Are you familiar with that feeling? That you’re ‘allergic’ to someone? A family member, an in-law, someone at work. The way that person talks and behaves annoys you no end? How do you become ‘allergic’ to someone, and what can you do to improve the situation?


It has everything to do with your own personality versus that of the other person. More specifically, the qualities each of you have. Qualities differ from person to person. They’re a part of your upbringing, you develop them on your own or copy them from others throughout your life. Imagine that you’re very decisive and consider that to be an important quality in yourself. If you come across a person who is very passive and takes a wait-and-see approach, it clashes with your world. You don’t understand how someone could behave that way, you would NEVER do that! Another example: you like to show a bit of humility during conversations, you listen a lot and talk little. Then you find yourself at the Christmas dinner table, sitting next to your aunt, who just won’t keep her mouth shut. The type that talks your ears off. That creates the first annoyance, or even irritation.


Irritation often arises when dealing with opposite qualities. And when people go too far in their qualities. Indeed, your quality can become a problem if you take it too far. A precise or meticulous person can become nitpicky or pedantic. A decisive person can become pushy, a helpful person can become meddlesome, a courageous person can become a fanatic and an optimist could become naive.


The extraordinary thing is that opposite qualities are the things you focus on. You have an antenna for people who are your own mirror image. If you are a meticulous perfectionist, you immediately notice when people are careless or chaotic. If you’re someone who always keeps a straight back and sticks to values, you have an eye for people who behave like a chameleon and face whichever way the wind blows. Let’s be clear though, the person you can’t stand is just as annoyed by you as you are by them

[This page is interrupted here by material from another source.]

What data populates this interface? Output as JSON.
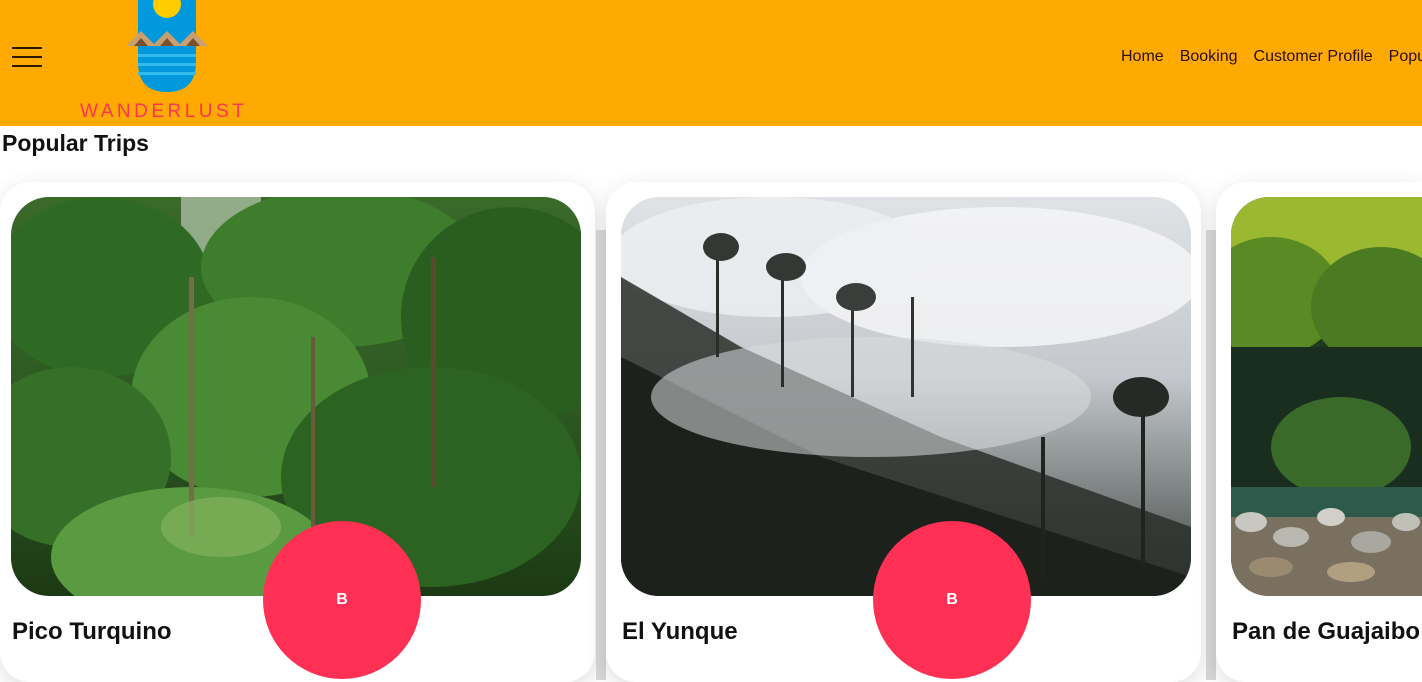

What can you do about this? First, it’s a good idea to realise what your qualities are and when you’re being excessive in them. It’s also fun and instructive to wonder, at the first sign of annoyance, what exactly it is that annoys you and how that relates to your own qualities. Going a bit further, you could try to understand that there are differences between people. In other words, there is no GOOD or BAD behaviour. Understanding differences gives you peace of mind. Understanding that the person you’re talking to has a very different approach to life could annoy you, but it could also amaze you. It might even put a smile on your face!


You could leave it at that, of course. You don’t have to get along with everyone. But, what if it’s really necessary for you to build a good relationship – for example, with family / in-laws you see regularly – or what if you want to cooperate better in a work environment? In that case, it’s worth adjusting your behaviour to come closer together. Are you precise, and the other person is a bit chaotic? Then your challenge is to be more tolerant. Think of running a household, and how two partners handle things differently. Are you an optimist, and the other person is a cynic? You could practise being more realistic. Are you decisive and dealing with a more passive person? Then practise being patient. Another positive result is that the other person is likely to tone down their behaviour as well. And what if you find yourself next to your chatty aunt at Christmas dinner again? Practise talking more and tell her a fun story!

Source: Bezieling en kwaliteit in organisaties (Inspiration and quality in organisations) / Daniel Ofman